Begun in the context of the French-speaking Swiss Graduate Programme in Socio-Cultural Anthropology (CUSO) and funded by the University of Lausanne (Research Grant of the Faculty of Social and Political Sciences’ Dean office), this project was carried out in collaboration with Prof. Mondher Kilani (Laboratoire d’anthropologie culturelle et sociale, University of Lausanne) between 2006 and 2011. It was a reflection on multiculturalism and cosmopolitanism in Malaysia and revolved around the perceptions and representations of tangible and intangible cultural heritage within the three main communities of the Federation (Malay, Chinese and Indian) using a series of case studies in George Town (Penang), Melaka, Kuala Lumpur and Singapore. The comparative analysis of these distinct processes of heritagization highlighted political, economical, social, religious and cultural issues linked to the Malaysian "rainbow nation", while also drawing attention to some of the problems inherent in the apparently universal UNESCO framework (contradictions between tangible and intangible heritage, commodification of living culture, consequences of gentrification, etc.).

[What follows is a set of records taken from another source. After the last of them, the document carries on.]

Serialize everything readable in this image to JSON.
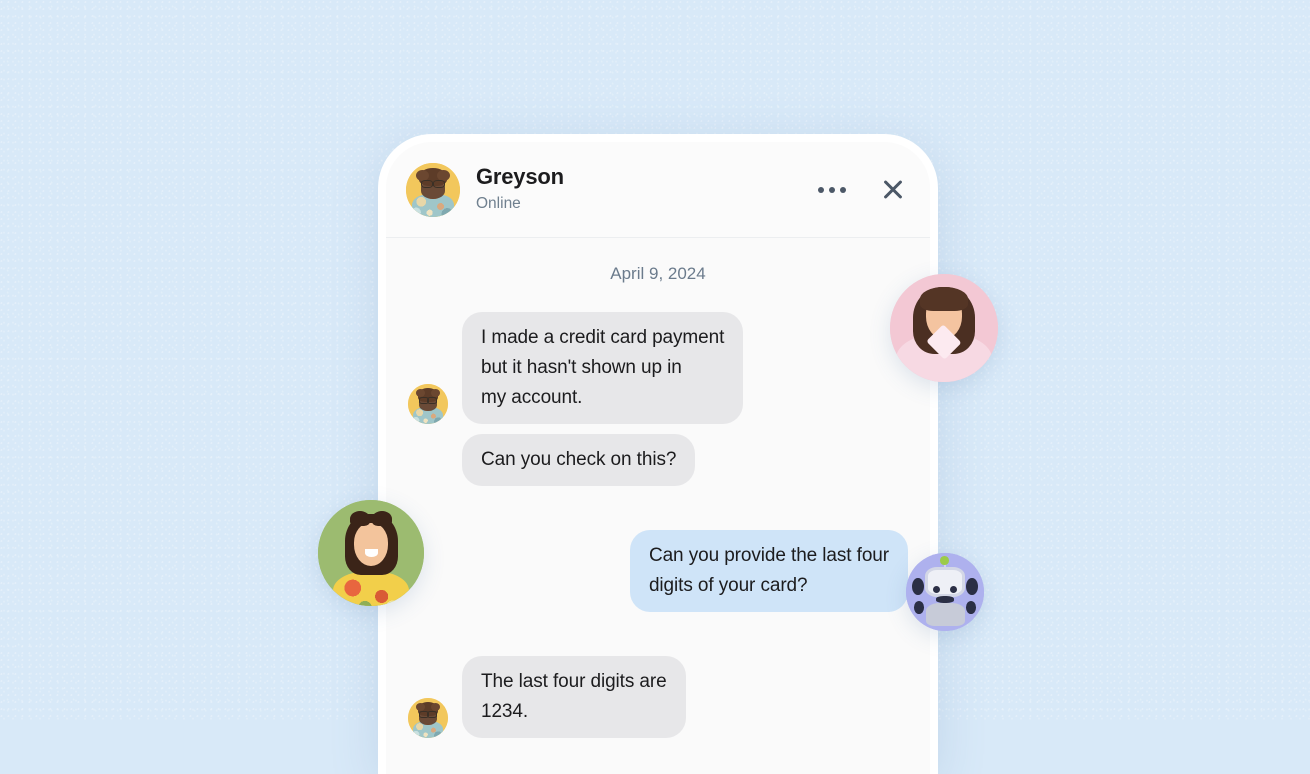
{
  "background": {
    "color": "#d8e9f8"
  },
  "phone": {
    "screen_bg": "#fafafa"
  },
  "header": {
    "avatar": "man-curly-hair-glasses-avatar",
    "contact_name": "Greyson",
    "status": "Online",
    "more_icon": "more-horizontal-icon",
    "close_icon": "close-icon"
  },
  "conversation": {
    "date_divider": "April 9, 2024",
    "messages": [
      {
        "direction": "in",
        "text": "I made a credit card payment\nbut it hasn't shown up in\nmy account.",
        "show_avatar": true,
        "bubble_color": "#e7e7e9"
      },
      {
        "direction": "in",
        "text": "Can you check on this?",
        "show_avatar": false,
        "bubble_color": "#e7e7e9"
      },
      {
        "direction": "out",
        "text": "Can you provide the last four\ndigits of your card?",
        "show_avatar": false,
        "bubble_color": "#cfe4f8"
      },
      {
        "direction": "in",
        "text": "The last four digits are\n1234.",
        "show_avatar": true,
        "bubble_color": "#e7e7e9"
      }
    ]
  },
  "floating_avatars": [
    {
      "name": "woman-pink-avatar",
      "bg": "#f3c8d4"
    },
    {
      "name": "woman-green-avatar",
      "bg": "#9cbb70"
    },
    {
      "name": "chat-bot-avatar",
      "bg": "#aeb1ee"
    }
  ]
}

making of the city

- Hybrid cities: Informal Resistances to the Violence of Urbanization in China, India and Venezuela (2016-2019)

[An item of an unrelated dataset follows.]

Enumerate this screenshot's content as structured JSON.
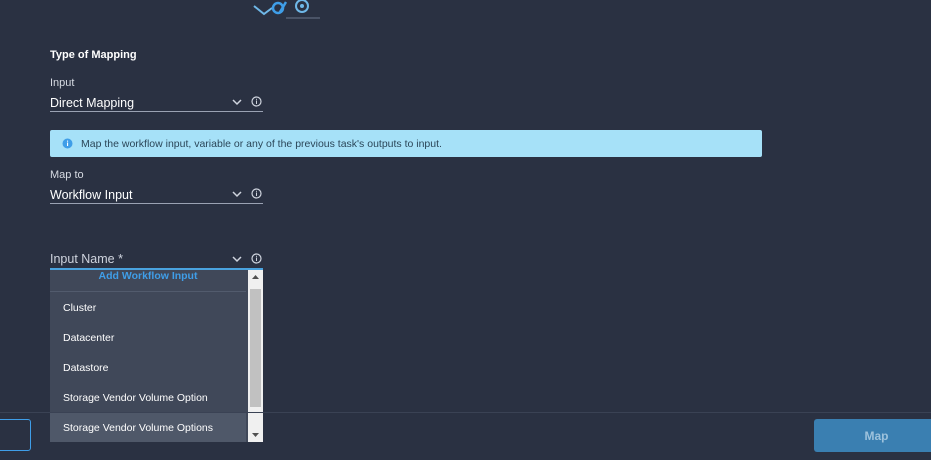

Funded by the SNSF, the project is lead by Dr. Yves Pedrazzini (LAsur, EPFL) in collaboration with Dr. Florence Graezer Bideau, Salomé Houllier, Caroline Iorio (EPFL) and scholars in Politecnico di Torino, Anna University in Chennai, Instituto de Estudios Avanzados and Fundación Caracas and South China University of Technology in Guangzhou. As both a science and an ideology, contemporary urbanism induces a violence of urbanization. This is usually done in the name of formal planning of territory at the expense of informal settlements. The latter resist this formalization and their scheduled deletion, sometimes resorting to violence. In some cases this confrontation overcomes the duality between formal and informal. The confrontation of two icons of the modern city, the informal slum and the formal skyscraper, produces hybrid structures, objects, and details that move towards a new urbanism; our current cities are built by architectural, urban, territorial and social hybridization. This process creates an innovative and critical approach to the modern models of formal urbanization that seems to persecute the inhabitants of informal settlements, giving rise to resistance movements. These modalities vary widely across differing geopolitical contexts, which is why we work in three large urban areas simultaneously – Chennai in India, Guangzhou in China and Caracas in Venezuela. These we consider as separate expressions of a process that is global and complex; a process within which social struggles and urban problems bind closely through the development of new contradictions, all of which takes place at the heart of the city.

– Chinese New Towns: negotiating citizenship and physical form (2015-2017)

Funded by the Politecnico di Torino, the CeNTO project lead by Prof. Michele Bonino (Department of Architecture and Design) looks at the construction of the “third-generation” of Chinese New Towns that will host another 300 million rural Chinese migrating to urban areas over the next 20 years. Conditioned by certain new key-words promoted by the Chinese government - such as “innovation”, “sustainability”, “inclusive growth” - this research investigates how, through the lens of architecture and urban design, physical form, can reveal experimental processes of the negotiation of both citizenship and social identity. It also explores how Chinese New Towns have appropriated urban models from different contexts.